a single color like sky scenes. The image itself is a bit too bright
also, with some fine details being lost.
On the positive side, the cartoons are clear and free from most print defects. They are generally easy on the eyes and not nearly as bad as some versions I've seen.
One last thing that should be noted is that the beginning of Terror on the Midway has been altered. The only surviving original 35mm print has a scratch down the middle of the image in the opening sequence; a slow pan across a circus scene. Instead of showing the scratch, VCI decided to present a series of still images that don't have the flaw in them. This changing of the creator's intent is a flaw that's more serious than the original marred frames.
The two channel mono soundtrack sounds fine. There isn't a lot of range and the track does crack a bit in some of the louder scenes, but this is a minor flaw. The dialog is easy to hear and, more importantly, they did not add any extra sound effects as some versions have.
This disc also has a war time parody of Superman done by Warner Brothers, Snafuperman. The video quality of this is significantly worse that the main cartoons, but it is watchable. In addition to that there's a trailer for the Superman Serial staring Kirk Alyn, which has seen better days, text bios of the stars and a series of "fun facts" about each cartoon.
The most interesting bonus item is a 20-minute telephone interview with Joan Alexander who voiced Lois Lane in the cartoons as well as the radio show. Her reminiscing about the early days of radio are very interesting and well worth listening to. The audio is a bit rough, it has a slight metallic sound to it, but her voice is clear enough.
There is also a nice fold out insert with an essay about the cartoons.
These are a great set of cartoons, real classics that all animation
fans should make sure to see. The video quality is very good, but
not the best out there. The image is pretty soft and a bit too bright.
While better than the cheapie discs, the Bosko Diamond Anniversary Collection
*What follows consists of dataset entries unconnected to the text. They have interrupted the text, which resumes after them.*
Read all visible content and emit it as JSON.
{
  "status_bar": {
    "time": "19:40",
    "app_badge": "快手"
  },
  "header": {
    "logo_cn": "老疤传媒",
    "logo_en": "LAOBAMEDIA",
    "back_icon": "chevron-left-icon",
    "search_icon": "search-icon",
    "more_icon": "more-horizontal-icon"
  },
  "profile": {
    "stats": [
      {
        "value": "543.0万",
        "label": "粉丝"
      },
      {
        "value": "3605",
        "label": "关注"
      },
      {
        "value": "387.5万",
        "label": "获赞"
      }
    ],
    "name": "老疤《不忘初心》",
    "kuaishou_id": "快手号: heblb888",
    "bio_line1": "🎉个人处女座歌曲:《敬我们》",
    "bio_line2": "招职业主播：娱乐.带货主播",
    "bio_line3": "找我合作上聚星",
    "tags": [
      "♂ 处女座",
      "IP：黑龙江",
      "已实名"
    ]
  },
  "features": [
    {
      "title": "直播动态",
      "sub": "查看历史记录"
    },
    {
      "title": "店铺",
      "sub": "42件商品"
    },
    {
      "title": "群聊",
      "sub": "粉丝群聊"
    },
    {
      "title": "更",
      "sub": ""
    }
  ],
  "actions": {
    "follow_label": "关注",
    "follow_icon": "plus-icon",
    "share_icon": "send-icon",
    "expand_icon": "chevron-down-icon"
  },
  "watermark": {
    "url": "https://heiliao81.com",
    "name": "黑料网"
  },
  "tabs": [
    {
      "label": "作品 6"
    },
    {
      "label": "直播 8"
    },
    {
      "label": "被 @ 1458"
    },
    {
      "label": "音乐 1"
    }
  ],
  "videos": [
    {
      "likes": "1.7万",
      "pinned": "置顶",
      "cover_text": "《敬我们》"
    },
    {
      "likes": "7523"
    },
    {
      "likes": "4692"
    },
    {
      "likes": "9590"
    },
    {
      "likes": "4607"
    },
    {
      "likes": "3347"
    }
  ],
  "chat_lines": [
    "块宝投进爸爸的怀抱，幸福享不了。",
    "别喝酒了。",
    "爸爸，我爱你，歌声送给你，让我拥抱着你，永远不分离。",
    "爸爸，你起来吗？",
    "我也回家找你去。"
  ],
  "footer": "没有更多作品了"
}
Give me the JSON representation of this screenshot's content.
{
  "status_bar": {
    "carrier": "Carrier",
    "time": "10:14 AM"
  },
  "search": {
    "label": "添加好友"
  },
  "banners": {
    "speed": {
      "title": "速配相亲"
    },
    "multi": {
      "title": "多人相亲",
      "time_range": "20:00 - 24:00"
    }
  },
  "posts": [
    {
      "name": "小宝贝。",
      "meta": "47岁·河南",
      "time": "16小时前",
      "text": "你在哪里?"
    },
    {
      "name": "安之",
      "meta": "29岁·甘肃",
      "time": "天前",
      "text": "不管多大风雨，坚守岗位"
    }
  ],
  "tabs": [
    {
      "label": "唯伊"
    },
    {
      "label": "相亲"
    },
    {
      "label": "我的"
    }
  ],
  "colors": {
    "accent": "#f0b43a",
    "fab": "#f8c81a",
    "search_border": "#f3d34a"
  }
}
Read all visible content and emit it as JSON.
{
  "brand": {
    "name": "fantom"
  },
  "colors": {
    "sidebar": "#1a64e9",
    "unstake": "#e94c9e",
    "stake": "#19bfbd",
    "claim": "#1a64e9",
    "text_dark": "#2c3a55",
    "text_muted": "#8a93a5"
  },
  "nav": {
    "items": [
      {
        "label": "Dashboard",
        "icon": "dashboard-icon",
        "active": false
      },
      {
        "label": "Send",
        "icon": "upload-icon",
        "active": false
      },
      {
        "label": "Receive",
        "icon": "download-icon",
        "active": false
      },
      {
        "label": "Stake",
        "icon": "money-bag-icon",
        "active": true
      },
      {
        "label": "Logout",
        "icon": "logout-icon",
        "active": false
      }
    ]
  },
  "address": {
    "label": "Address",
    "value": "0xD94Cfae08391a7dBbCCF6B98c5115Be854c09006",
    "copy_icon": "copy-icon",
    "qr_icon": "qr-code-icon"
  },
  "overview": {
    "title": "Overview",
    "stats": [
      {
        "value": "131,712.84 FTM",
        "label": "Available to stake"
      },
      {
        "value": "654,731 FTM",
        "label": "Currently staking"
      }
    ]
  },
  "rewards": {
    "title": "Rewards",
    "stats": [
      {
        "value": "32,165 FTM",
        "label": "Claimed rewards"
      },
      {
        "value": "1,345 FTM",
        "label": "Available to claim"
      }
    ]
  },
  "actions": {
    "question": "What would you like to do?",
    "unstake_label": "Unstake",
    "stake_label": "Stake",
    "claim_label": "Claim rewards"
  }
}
(available for about the same price) looks significantly better.
The cartoons them selves are very highly recommended, while this particular
disc is worth renting for the bonus items.